Magellan decided to spend the winter there, with scarce food and inclement weather.
Two days later the mutiny took place, some officers asked to continue in search of the strait and others to go to the Cape of Good Hope, by the Portuguese way without landing.
Magellan reprimanded them harshly, ordering the arrest and execution of Gaspar de Quesada and Luis de Mendoza and the banishment of Juan de Cartagena and the clergyman Pedro Sanchez de la Reina.
In the Port of Santa Cruz, the Santiago ship wrecked when it ran aground against the coast and the San Antonio abandoned the expedition and returned to Spain with more than 50 sailors.
The crossing of the Strait of Magellan took almost a month and, finally, on November 28, 1520, they landed in the ocean they called the Pacific, since fortunately they did not encounter any storms and the wind was always favorable.
THROUGH THE PACIFIC
During the three-month voyage across the Pacific, many men died of hunger and scurvy. They came to eat sawdust, rats and the leather of the rigging.
They reached the Philippine Islands and on April 27, 1521 and in the battle of Mactan, fighting against the islanders, Magellan died. After his death and that of the other sailors, they decide to burn the ship Concepción because of the scarce crew that remained.
It is Borneo where Juan Lopez Caravallo, at the time captain, is prosecuted by his companions, who elect Gonzalo Gomez de Espinosa, captain of the Nao Trinidad, and Juan Sebastian Elcano, captain of the Nao Victoria, to replace him.
The expedition continues sailing and finally on November 8, 1521 they reach the Spices, the initial objective of the voyage, where they load the coveted spices, especially “the clove”, which they will sell very expensively when they return to Spain.
Just as they were about to leave, the ship Trinidad had a leak, so its captain, Gonzalo Gómez de Espinosa, decided to stay, repair it and try to return across the Pacific again to Panama, where they hoped to receive help from other Spaniards.
To avoid the risk of being located by the Portuguese, it was Elcano, in command of the Victoria, who continued with the first plan to return across the Indian Ocean, thus conceiving the first round-the-world voyage and demonstrating with facts that the Earth was round.
However, this option entailed the danger of entering areas controlled by the Portuguese, which meant that they would not be able to stop on land and sail halfway around the world without stopovers. For this reason, Elcano decided to sail away from the coast.

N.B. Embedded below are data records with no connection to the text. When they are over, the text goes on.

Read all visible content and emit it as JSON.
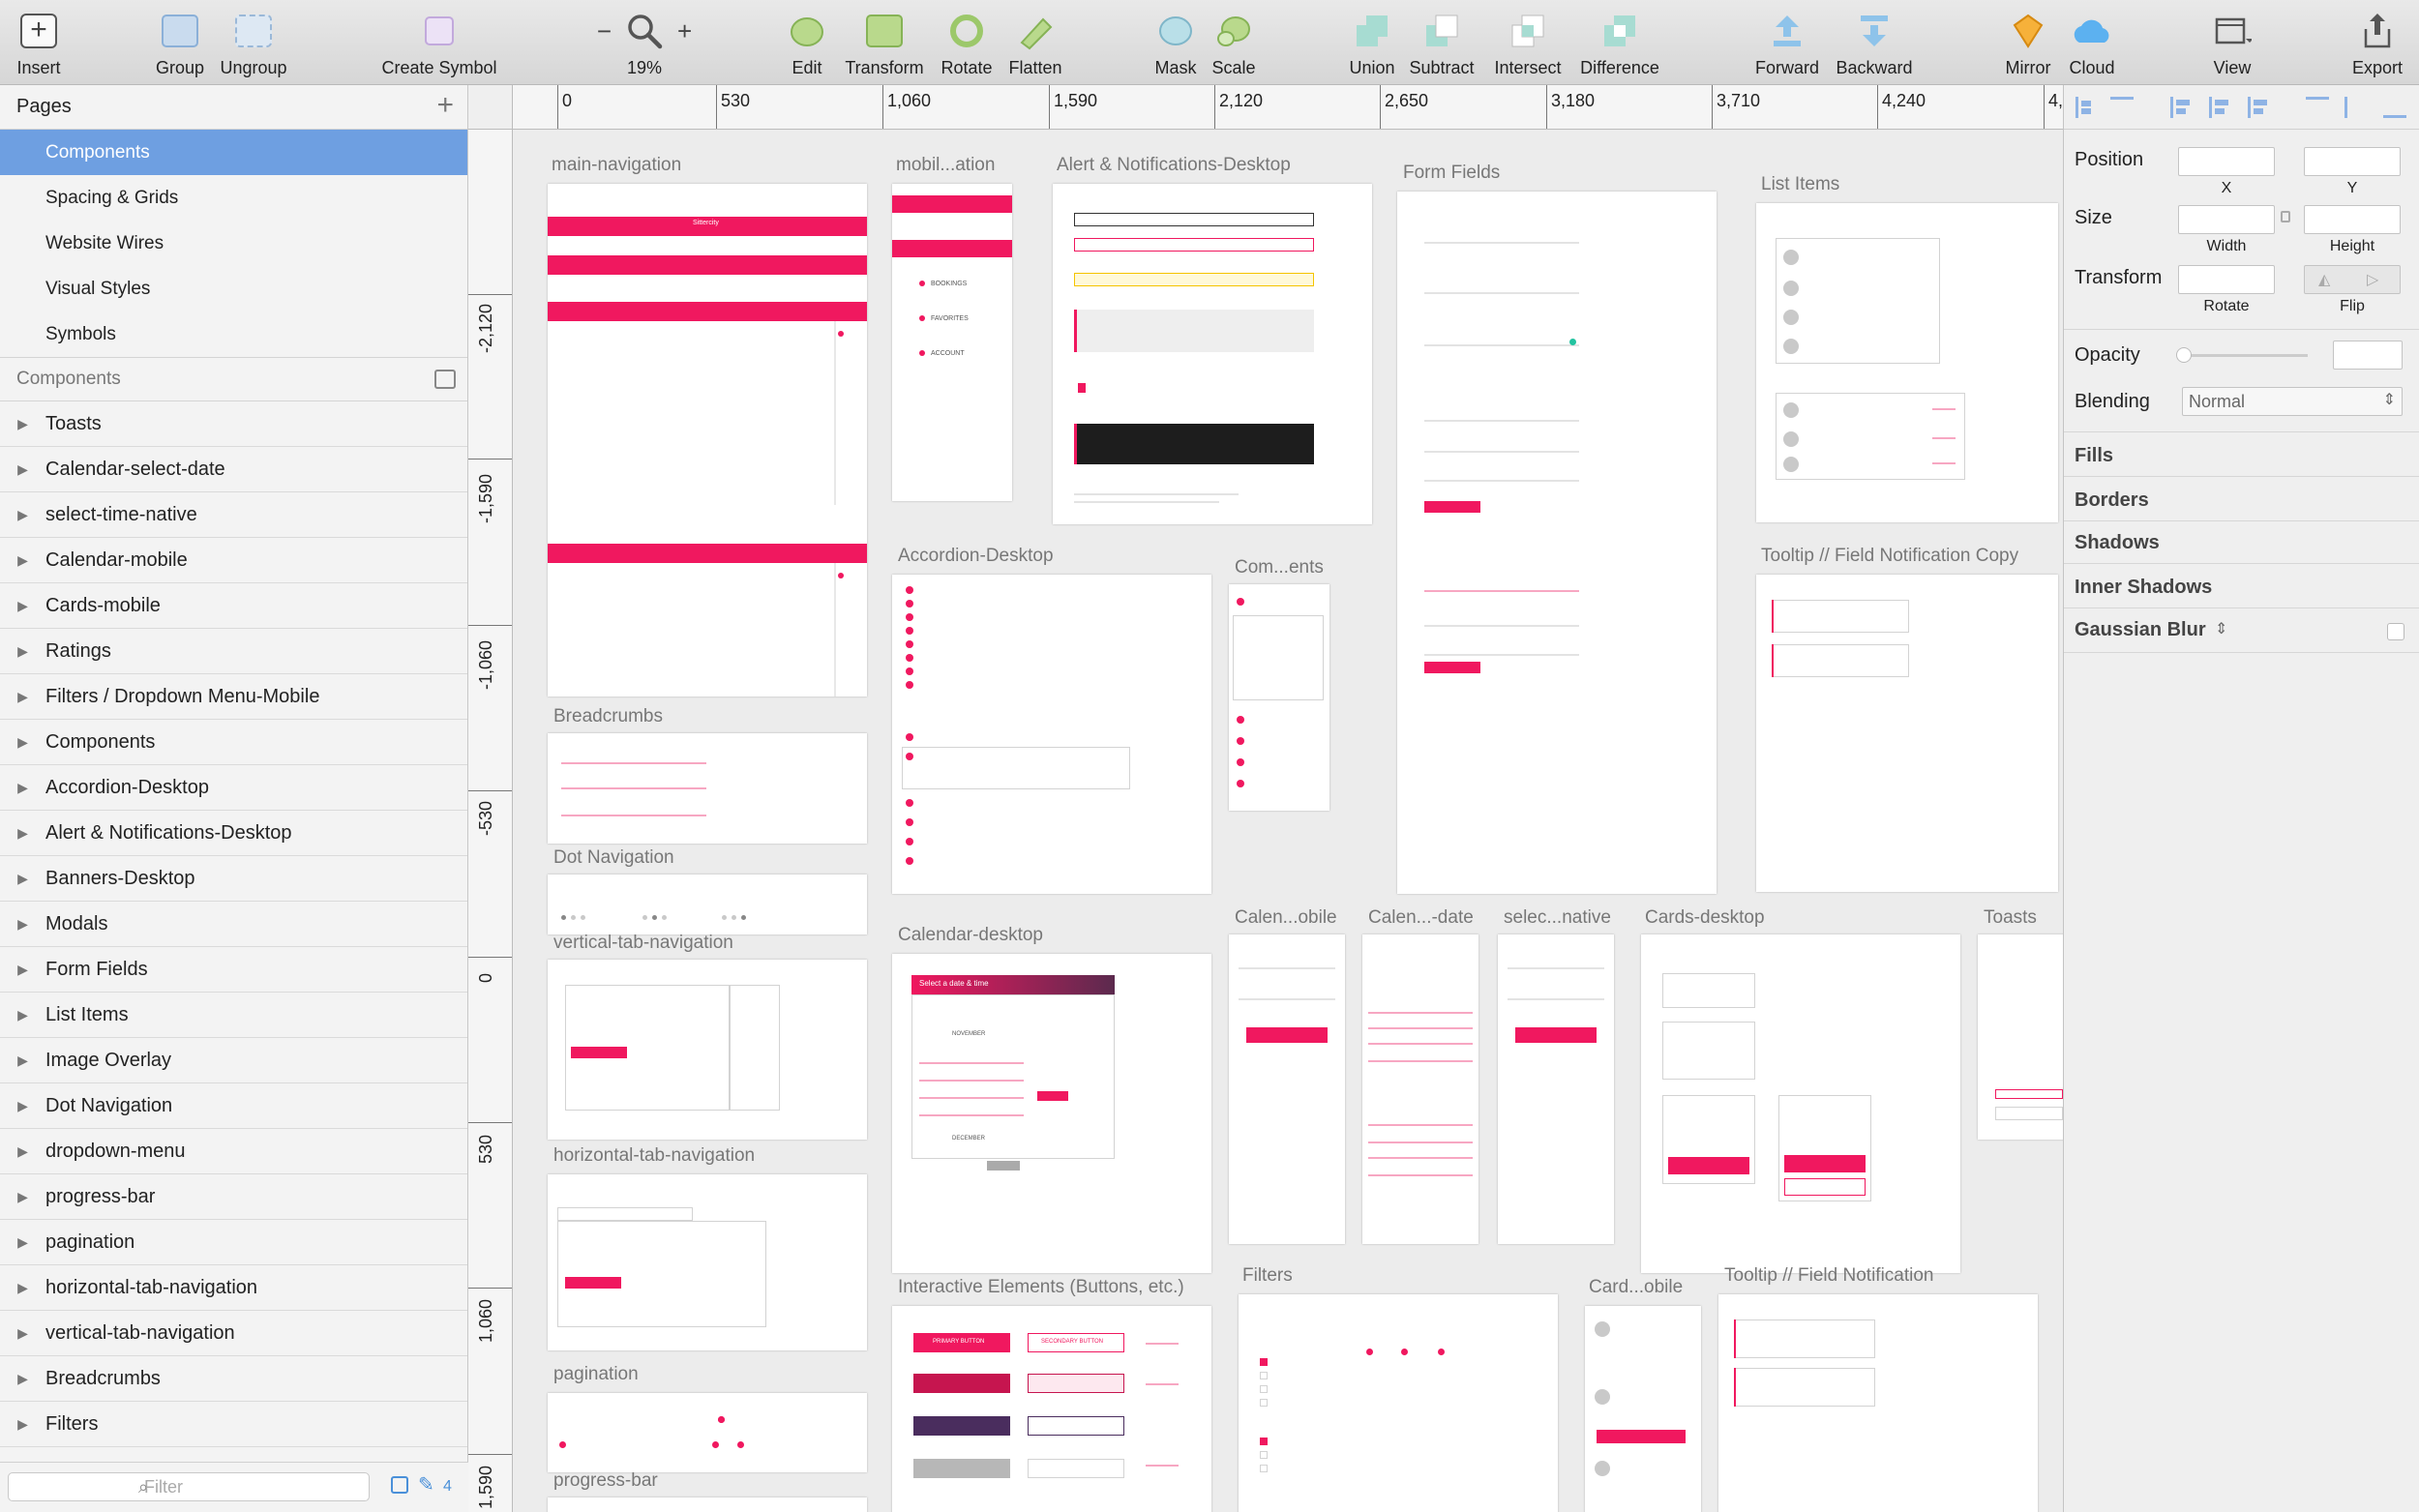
{
  "toolbar": {
    "insert": "Insert",
    "group": "Group",
    "ungroup": "Ungroup",
    "create_symbol": "Create Symbol",
    "zoom_minus": "−",
    "zoom_plus": "+",
    "zoom": "19%",
    "edit": "Edit",
    "transform": "Transform",
    "rotate": "Rotate",
    "flatten": "Flatten",
    "mask": "Mask",
    "scale": "Scale",
    "union": "Union",
    "subtract": "Subtract",
    "intersect": "Intersect",
    "difference": "Difference",
    "forward": "Forward",
    "backward": "Backward",
    "mirror": "Mirror",
    "cloud": "Cloud",
    "view": "View",
    "export": "Export"
  },
  "pages": {
    "title": "Pages",
    "items": [
      "Components",
      "Spacing & Grids",
      "Website Wires",
      "Visual Styles",
      "Symbols"
    ],
    "selected": "Components"
  },
  "layers": {
    "title": "Components",
    "items": [
      "Toasts",
      "Calendar-select-date",
      "select-time-native",
      "Calendar-mobile",
      "Cards-mobile",
      "Ratings",
      "Filters / Dropdown Menu-Mobile",
      "Components",
      "Accordion-Desktop",
      "Alert & Notifications-Desktop",
      "Banners-Desktop",
      "Modals",
      "Form Fields",
      "List Items",
      "Image Overlay",
      "Dot Navigation",
      "dropdown-menu",
      "progress-bar",
      "pagination",
      "horizontal-tab-navigation",
      "vertical-tab-navigation",
      "Breadcrumbs",
      "Filters"
    ],
    "filter_placeholder": "Filter",
    "count": "4"
  },
  "ruler": {
    "h": [
      "0",
      "530",
      "1,060",
      "1,590",
      "2,120",
      "2,650",
      "3,180",
      "3,710",
      "4,240",
      "4,"
    ],
    "v": [
      "-2,120",
      "-1,590",
      "-1,060",
      "-530",
      "0",
      "530",
      "1,060",
      "1,590"
    ]
  },
  "artboards": {
    "main_navigation": "main-navigation",
    "mobile_navigation": "mobil...ation",
    "alerts": "Alert & Notifications-Desktop",
    "form_fields": "Form Fields",
    "list_items": "List Items",
    "breadcrumbs": "Breadcrumbs",
    "dot_navigation": "Dot Navigation",
    "vertical_tab": "vertical-tab-navigation",
    "horizontal_tab": "horizontal-tab-navigation",
    "pagination": "pagination",
    "progress_bar": "progress-bar",
    "accordion": "Accordion-Desktop",
    "components": "Com...ents",
    "tooltip_copy": "Tooltip // Field Notification Copy",
    "calendar_desktop": "Calendar-desktop",
    "calendar_mobile": "Calen...obile",
    "calendar_date": "Calen...-date",
    "select_native": "selec...native",
    "cards_desktop": "Cards-desktop",
    "toasts": "Toasts",
    "interactive": "Interactive Elements (Buttons, etc.)",
    "filters": "Filters",
    "cards_mobile": "Card...obile",
    "tooltip": "Tooltip // Field Notification"
  },
  "mini_text": {
    "sittercity": "Sittercity",
    "bookings": "BOOKINGS",
    "favorites": "FAVORITES",
    "account": "ACCOUNT",
    "select_date_time": "Select a date & time",
    "november": "NOVEMBER",
    "december": "DECEMBER",
    "primary_button": "PRIMARY BUTTON",
    "secondary_button": "SECONDARY BUTTON"
  },
  "inspector": {
    "position": "Position",
    "x": "X",
    "y": "Y",
    "size": "Size",
    "width": "Width",
    "height": "Height",
    "transform": "Transform",
    "rotate": "Rotate",
    "flip": "Flip",
    "opacity": "Opacity",
    "blending": "Blending",
    "blending_value": "Normal",
    "fills": "Fills",
    "borders": "Borders",
    "shadows": "Shadows",
    "inner_shadows": "Inner Shadows",
    "gaussian_blur": "Gaussian Blur"
  },
  "colors": {
    "accent": "#f0185f",
    "selection": "#6e9fe1",
    "dark_header": "#5b2a4e"
  }
}
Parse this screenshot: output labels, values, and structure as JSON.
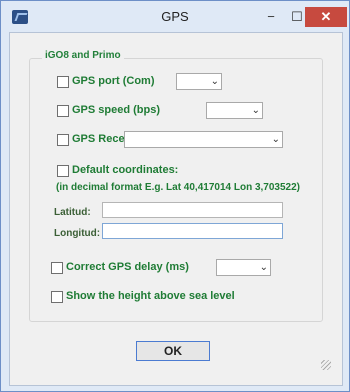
{
  "window": {
    "title": "GPS",
    "minimize_glyph": "−",
    "maximize_glyph": "☐",
    "close_glyph": "✕"
  },
  "group": {
    "label": "iGO8 and Primo"
  },
  "gps_port": {
    "label": "GPS port (Com)",
    "value": "",
    "icon": "chevron-down-icon"
  },
  "gps_speed": {
    "label": "GPS speed (bps)",
    "value": "",
    "icon": "chevron-down-icon"
  },
  "gps_receiver": {
    "label": "GPS Receiver",
    "value": "",
    "icon": "chevron-down-icon"
  },
  "default_coordinates": {
    "label": "Default coordinates:",
    "hint": "(in decimal format E.g. Lat 40,417014 Lon 3,703522)",
    "latitude_label": "Latitud:",
    "latitude_value": "",
    "longitude_label": "Longitud:",
    "longitude_value": ""
  },
  "correct_delay": {
    "label": "Correct GPS delay (ms)",
    "value": "",
    "icon": "chevron-down-icon"
  },
  "show_height": {
    "label": "Show the height above sea level"
  },
  "ok_button": {
    "label": "OK"
  },
  "colors": {
    "label_green": "#1f7c35",
    "close_red": "#c74a3f",
    "frame_blue": "#dfe9f6"
  }
}
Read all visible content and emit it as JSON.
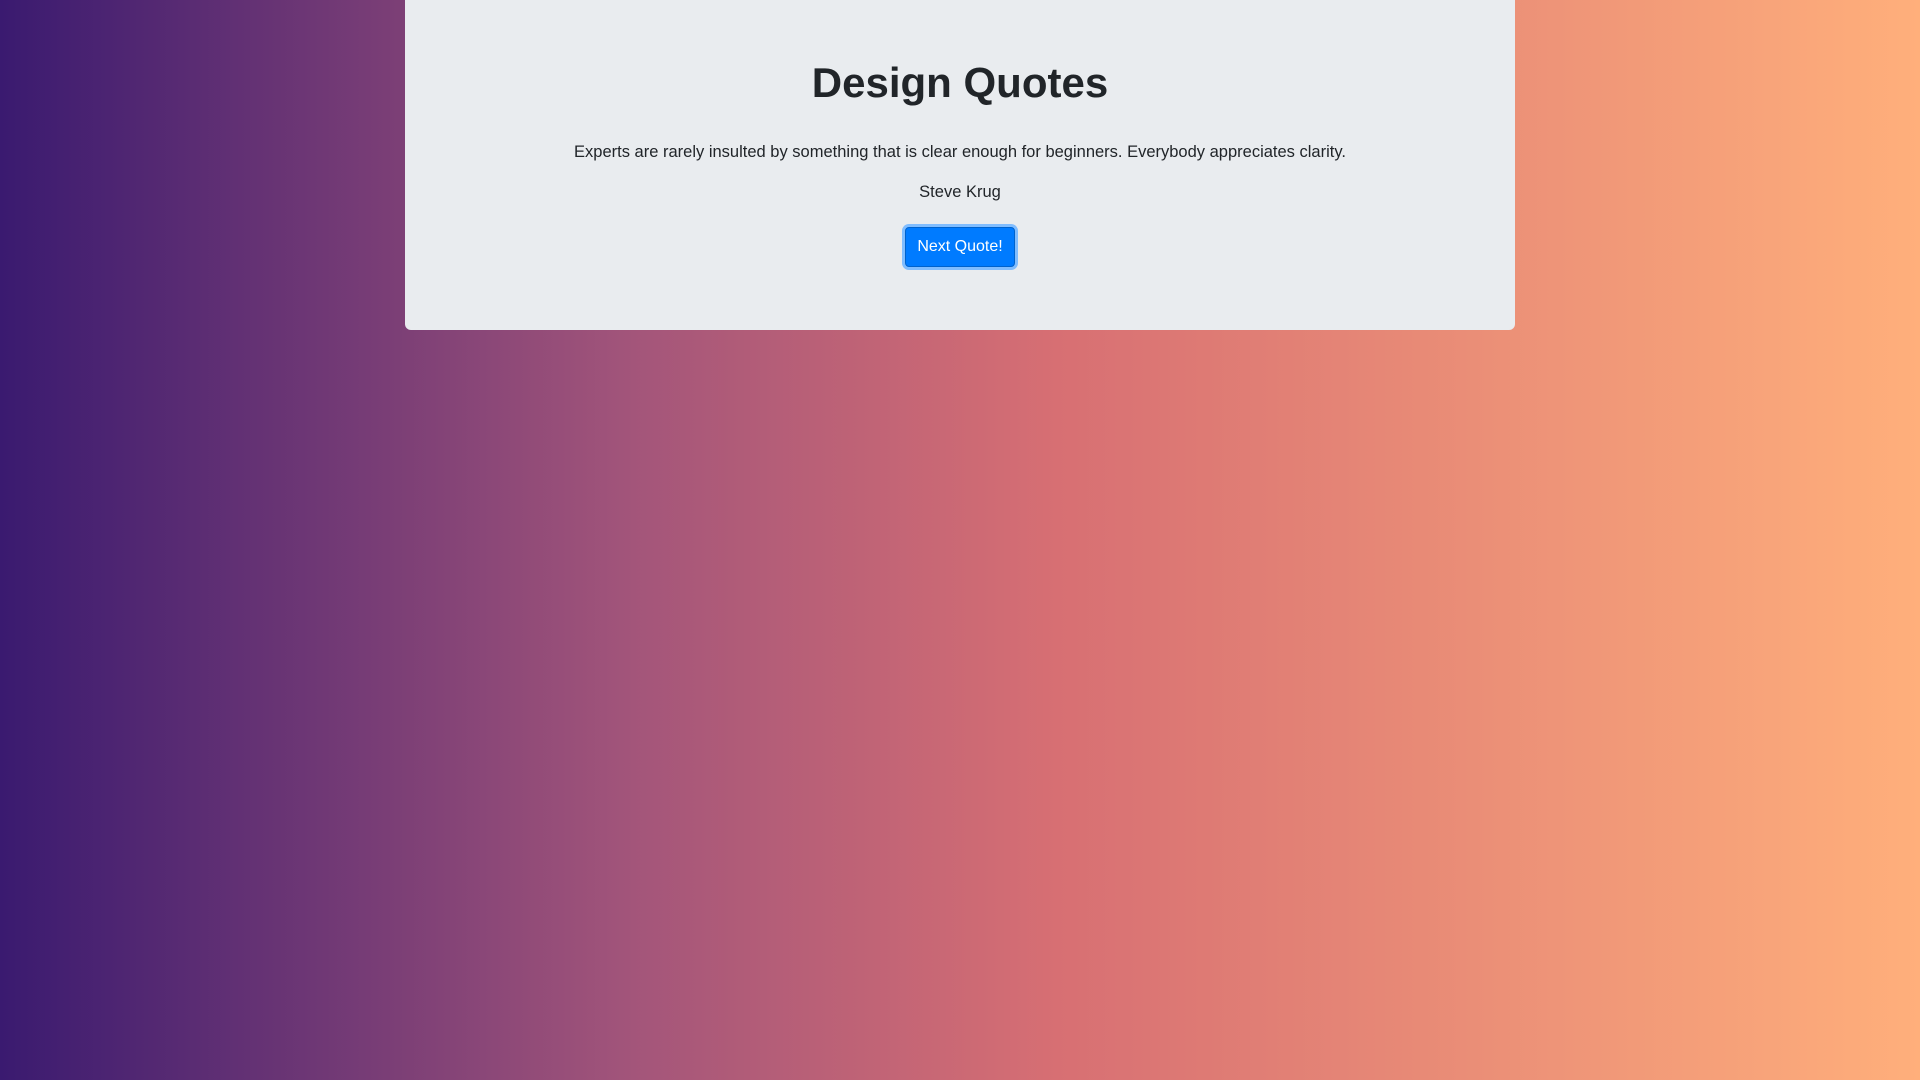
{
  "colors": {
    "gradient_stops": [
      "#3a1a70",
      "#a3557a",
      "#d76f73",
      "#ffaf7b"
    ],
    "card_background": "#e9ecef",
    "button_primary": "#007bff",
    "button_focus_ring": "#80bdff",
    "text": "#212529"
  },
  "quote_box": {
    "title": "Design Quotes",
    "quote": "Experts are rarely insulted by something that is clear enough for beginners. Everybody appreciates clarity.",
    "author": "Steve Krug",
    "button_label": "Next Quote!"
  }
}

On the voyage back to Spain they pass close to Australia, being on the verge of discovering it. They managed to round the Cape of Good Hope, even though the mast and foremast were broken. In the Atlantic they sailed faster, but the harshness of the voyage and the scarcity of food did not cease to claim victims. They decided to land on the island of Cape Verde. There, the Portuguese detained thirteen men and Elcano had to flee, quickly setting sail.
On September 6, 1522, the ship Victoria arrived at Sanlucar de Barrameda, in Cadiz, and was towed up the Guadalquivir River to Seville, where the 18 survivors disembarked barefoot with candles in their hands in procession, fulfilling the promise… It had become the first ship in history to circumnavigate the world.
Elcano and his crew had crossed the three largest oceans on the planet: the Atlantic, the Pacific and the Indian Ocean. Of those 244 men who left Seville, minus the half hundred who deserted and returned to Spain on the nao San Antonio, as well as the 13 arrested in Cape Verde, finally, on the nao Victoria, only 18 men returned to Spain. Of the companions of the Nao Trinidad, only 4 managed to return years later. The valuable cargo of spices covered the costs of the expedition and earned a 4% profit.
Juan Sebastian Elcano wrote to the Emperor Charles I:
“And more Your High Majesty will know, what we should esteem and have is that we have discovered and rounded the whole roundness of the world, going for the West and coming for the East”.
Text elaborated with the collaboration
of Tomás Mazán and Sol de la Quadra-Salcedo.
Voice-over: Bob Steane
Translated with www.DeepL.com/Translator (free version)